In previous parts of this series we looked at leadership, the self-commitment it requires, and the first of four universal promises of leadership. The first was the promise to set a clear direction and create meaningful work for the organization you lead.
The Second Universal Promise
You will engage all stakeholders and hold them accountable for performance.
Engaging your team members is about the connection with each of them individually and also as a team. Getting to know and understand each person requires intelligent and thoughtful communication. This communication includes asking insightful questions, listening with all of your senses to the language used and the emotions expressed and experienced. This will expand your understanding and communicate significance to each individual in a very powerful way.
You have heard this expression: ”Getting the right people in the right seats on the bus.” One of the most important functions of a leader is to evaluate the gifts and talents of each person so that you can put them to work in the best position on the team. Facilitating each individual’s understanding of how their work contributes to reaching our destination provides motivation, clarity, meaning, and accountability. ”Coaching as a Leadership Style” focuses much of our work as a leader on the development of the gifts and talents of the individuals in our organization. When this happens, we have really begun to bring out their inherent potential…the gifts, talents, discretionary energy, and passion of the individuals we lead.
From Ordinary to Extraordinary
Ray McElroy speaks on the topic of “To Boldly Go – Stepping Out of the Ordinary to the Extraordinary.” Ray’s background includes spending six seasons in the NFL with the Indianapolis Colts, Detroit Lions, and the Chicago Bears. A native of Chicago and a graduate of Eastern Illinois University, Ray also served as Team Chaplain for the Chicago Bears Organization from 2008-2013.

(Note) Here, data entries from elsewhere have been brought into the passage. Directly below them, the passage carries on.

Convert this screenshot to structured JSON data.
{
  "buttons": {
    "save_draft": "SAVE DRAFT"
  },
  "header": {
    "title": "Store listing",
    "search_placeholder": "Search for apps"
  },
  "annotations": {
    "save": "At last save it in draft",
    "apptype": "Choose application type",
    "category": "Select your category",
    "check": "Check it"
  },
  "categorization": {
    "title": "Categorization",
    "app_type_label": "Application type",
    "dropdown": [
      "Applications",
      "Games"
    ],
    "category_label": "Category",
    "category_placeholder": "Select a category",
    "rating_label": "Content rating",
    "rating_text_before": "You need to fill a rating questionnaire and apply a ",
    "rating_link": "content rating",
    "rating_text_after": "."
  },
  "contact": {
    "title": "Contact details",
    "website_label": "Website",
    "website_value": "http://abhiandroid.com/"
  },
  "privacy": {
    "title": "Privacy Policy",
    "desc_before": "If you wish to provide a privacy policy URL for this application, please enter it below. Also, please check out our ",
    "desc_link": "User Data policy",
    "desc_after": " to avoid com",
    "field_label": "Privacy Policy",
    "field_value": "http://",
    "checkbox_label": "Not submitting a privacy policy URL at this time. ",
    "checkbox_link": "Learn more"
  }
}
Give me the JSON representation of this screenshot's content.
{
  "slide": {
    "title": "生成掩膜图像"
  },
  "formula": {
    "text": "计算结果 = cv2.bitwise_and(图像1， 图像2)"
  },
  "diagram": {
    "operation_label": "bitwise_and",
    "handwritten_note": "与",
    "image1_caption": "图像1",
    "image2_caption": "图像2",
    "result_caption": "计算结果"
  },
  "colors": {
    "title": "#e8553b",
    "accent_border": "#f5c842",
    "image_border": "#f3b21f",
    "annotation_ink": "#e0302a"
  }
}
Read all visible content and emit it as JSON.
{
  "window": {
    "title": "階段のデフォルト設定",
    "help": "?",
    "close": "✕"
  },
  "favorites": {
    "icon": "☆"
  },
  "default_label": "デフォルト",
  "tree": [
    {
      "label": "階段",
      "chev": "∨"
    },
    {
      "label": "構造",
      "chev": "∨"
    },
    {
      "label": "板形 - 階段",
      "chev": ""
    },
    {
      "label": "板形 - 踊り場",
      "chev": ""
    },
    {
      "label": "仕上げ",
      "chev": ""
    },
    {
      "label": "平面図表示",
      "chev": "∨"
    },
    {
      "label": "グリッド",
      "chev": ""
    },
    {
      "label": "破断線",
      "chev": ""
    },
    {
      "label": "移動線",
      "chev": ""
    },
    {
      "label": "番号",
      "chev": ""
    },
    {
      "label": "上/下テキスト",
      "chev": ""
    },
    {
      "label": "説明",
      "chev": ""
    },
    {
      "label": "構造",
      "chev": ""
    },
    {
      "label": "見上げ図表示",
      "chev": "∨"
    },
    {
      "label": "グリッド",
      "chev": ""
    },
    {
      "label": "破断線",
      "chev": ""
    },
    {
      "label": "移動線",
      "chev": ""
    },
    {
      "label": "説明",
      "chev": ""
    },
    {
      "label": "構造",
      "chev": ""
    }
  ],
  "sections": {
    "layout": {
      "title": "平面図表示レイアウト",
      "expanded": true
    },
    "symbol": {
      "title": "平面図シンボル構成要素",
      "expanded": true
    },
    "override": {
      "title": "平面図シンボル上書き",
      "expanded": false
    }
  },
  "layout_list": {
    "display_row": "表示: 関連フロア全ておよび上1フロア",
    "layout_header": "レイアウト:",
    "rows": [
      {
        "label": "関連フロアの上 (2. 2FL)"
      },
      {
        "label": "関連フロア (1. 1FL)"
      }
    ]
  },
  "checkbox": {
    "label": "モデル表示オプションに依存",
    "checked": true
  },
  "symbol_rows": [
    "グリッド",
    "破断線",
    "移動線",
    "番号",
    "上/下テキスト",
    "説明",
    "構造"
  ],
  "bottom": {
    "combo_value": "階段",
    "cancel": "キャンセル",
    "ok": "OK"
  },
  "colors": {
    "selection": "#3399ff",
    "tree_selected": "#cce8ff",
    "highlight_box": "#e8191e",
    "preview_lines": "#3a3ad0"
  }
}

McElroy says, “Ordinary people with average talent can accomplish extraordinary things.” He urges us to “see where you want to be and work on getting there.” He asks us to ponder these questions:
- What do you know that nobody else knows?
- What do you see that nobody else sees?
- What can you do that nobody else can do or will do?
- We need a team around us in the valley … Who’s your crew?
I ask you to ponder these questions:
- Who on the team knows things no one else knows?
- Who on the team sees things no one else sees?
- Who can and will do something no one else can and will do?
- How can you best position team members to contribute their best?
- What do you need to do to better lead your crew?
From Compliance to Commitment
When the organizational culture supports people in such a way that they thrive, strive to contribute, and are valued for their contributions, there is a shift from compliance to commitment to the cause, resulting in dramatic increases in individual and organizational performance. It is a 1 + 1 = 3 phenomenon.
From Values to Accountability
Our deeply held values become our standard of accountability, both individually and collectively. In Part 2 of this series, I provided the example of performing an After Action Review (AAR) in a morning huddle. When we debrief on previous behavior as a team, everyone is invited to reflect on whether we could have performed better to support our foundational values. One of the foundational values of how we work as a team in my practice is to encourage team members to discern and discuss failures to support our agreed upon values. Anyone is welcome to point out violations. We then look at behavior that violated our values and discuss what would have been better behavior. It provides clarity for everyone.
A primary goal of leadership is helping each individual and the team, as a whole, become clear on the essential vision, mission and values of the organization. If we confuse, we lose. Clarity wins and is a primary driver of performance.
Until next week and Part 4